Local United States Coast Guardsman Aaron Deluca has chosen to serve a difficult one-year assignment in one of the most isolated portions of Alaska, the St. Paul LORAN-C station.

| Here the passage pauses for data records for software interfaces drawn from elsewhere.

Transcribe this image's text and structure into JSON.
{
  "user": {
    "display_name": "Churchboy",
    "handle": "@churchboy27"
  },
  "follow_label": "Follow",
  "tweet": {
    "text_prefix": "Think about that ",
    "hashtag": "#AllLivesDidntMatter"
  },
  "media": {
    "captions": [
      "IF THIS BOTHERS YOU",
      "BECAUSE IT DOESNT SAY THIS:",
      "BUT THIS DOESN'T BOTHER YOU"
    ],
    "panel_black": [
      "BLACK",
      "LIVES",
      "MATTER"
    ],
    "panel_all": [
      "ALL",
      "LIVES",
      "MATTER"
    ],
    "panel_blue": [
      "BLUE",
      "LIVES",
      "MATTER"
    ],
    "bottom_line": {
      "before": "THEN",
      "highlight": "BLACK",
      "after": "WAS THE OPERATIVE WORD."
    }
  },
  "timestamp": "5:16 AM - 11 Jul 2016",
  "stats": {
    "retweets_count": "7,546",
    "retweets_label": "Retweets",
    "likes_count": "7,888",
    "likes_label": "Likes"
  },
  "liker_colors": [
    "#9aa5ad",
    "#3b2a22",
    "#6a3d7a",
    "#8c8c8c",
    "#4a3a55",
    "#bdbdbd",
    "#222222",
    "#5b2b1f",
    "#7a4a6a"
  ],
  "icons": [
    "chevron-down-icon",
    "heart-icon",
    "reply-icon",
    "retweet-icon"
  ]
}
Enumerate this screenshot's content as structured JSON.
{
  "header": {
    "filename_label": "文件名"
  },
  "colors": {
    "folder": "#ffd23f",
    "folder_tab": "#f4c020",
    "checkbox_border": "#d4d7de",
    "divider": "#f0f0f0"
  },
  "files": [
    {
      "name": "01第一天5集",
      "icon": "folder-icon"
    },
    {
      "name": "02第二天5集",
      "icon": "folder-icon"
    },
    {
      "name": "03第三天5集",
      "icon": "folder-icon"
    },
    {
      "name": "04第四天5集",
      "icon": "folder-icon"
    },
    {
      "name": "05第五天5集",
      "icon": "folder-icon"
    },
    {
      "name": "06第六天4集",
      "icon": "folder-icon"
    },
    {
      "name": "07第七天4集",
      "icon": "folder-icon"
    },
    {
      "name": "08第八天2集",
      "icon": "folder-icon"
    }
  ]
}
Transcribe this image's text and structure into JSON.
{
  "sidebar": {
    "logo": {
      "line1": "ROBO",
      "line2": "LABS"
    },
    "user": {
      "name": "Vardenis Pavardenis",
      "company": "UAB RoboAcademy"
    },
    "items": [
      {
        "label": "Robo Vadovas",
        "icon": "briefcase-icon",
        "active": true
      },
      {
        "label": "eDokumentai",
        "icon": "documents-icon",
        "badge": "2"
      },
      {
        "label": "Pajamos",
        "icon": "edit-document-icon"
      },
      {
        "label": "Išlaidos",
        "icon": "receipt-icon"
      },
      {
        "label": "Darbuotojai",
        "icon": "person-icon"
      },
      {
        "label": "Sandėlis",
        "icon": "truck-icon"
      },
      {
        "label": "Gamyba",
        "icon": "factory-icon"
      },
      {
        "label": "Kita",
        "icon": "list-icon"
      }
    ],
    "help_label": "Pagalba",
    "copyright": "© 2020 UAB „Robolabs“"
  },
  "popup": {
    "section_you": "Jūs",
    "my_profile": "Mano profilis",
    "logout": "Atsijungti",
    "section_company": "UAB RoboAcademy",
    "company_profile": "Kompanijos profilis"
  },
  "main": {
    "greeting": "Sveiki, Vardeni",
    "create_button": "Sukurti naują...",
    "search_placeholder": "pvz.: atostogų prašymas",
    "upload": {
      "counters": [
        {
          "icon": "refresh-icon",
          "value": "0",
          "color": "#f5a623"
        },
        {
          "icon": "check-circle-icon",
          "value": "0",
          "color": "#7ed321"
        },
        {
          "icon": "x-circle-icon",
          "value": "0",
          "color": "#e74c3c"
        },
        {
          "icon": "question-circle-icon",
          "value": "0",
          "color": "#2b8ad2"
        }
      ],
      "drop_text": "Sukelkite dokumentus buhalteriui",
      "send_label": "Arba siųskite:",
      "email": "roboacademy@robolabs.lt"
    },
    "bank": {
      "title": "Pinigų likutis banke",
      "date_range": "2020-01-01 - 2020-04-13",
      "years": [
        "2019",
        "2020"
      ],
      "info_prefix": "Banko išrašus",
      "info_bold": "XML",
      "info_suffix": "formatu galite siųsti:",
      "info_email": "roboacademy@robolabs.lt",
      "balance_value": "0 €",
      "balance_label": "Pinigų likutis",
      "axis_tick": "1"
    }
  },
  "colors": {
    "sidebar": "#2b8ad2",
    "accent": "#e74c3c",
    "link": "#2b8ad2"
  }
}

Aaron Deluca to spend year serving U.S. Coast Guard in isolated area of Alaska: Loyal readers may know the name of Aaron Deluca, who has been a member of Station 44, The Seaside Heights Volunteer Fire Department since he was a teenager in the mid to late 1990’s. Aaron has been featured on our pages in the past in relation not only to the SHFD, but also relating to his service in the United States Coast Guard, in which he has been enlisted since 2000. Aaron has chosen to leave the relative comfort of his current assignment at the Coast Guard Station in Barnegat Light, to the bleak reality and intense cold of the St. Paul’s LORAN Station, just a short distance from the United States and Russian border. It is one of the most remote and isolated military installations in the world, and Aaron needed to undergo extensive training in Virginia recently to prepare for the one-year post. Aaron will arrive at St.Paul’s in late May, just days after his 27th birthday May 2oth. He will be stationed with a small group of people for an extended period of time, enduring little sunlight, and routine blizzards of hurricane force. LORAN stands for LOng RAnge Navigation, and it is a system that records the time interval between radio signals received from three or more stations to determine the position of a ship or aircraft, according to Aaron & online encyclopedia wikipedia.org. Wikipedia says, “LORAN-C transmitter Saint Paul is the master station of the North Pacific LORAN-C Chain (GRI 9990). It uses a transmission power of 325 kW. Saint Paul LORAN-C transmitter, situated at Saint Paul, Alaska at ( 57°9′12″N, 170°15′6″W). Saint Paul LORAN-C transmitter uses as antenna a 190.5 meter (625 ft) tall mast radiator.”

Leave a Reply

Fill in your details below or click an icon to log in:

WordPress.com Logo

You are commenting using your WordPress.com account. Log Out /  Change )

Google photo

You are commenting using your Google account. Log Out /  Change )

Twitter picture

You are commenting using your Twitter account. Log Out /  Change )

Facebook photo

You are commenting using your Facebook account. Log Out /  Change )

Connecting to %s

%d bloggers like this: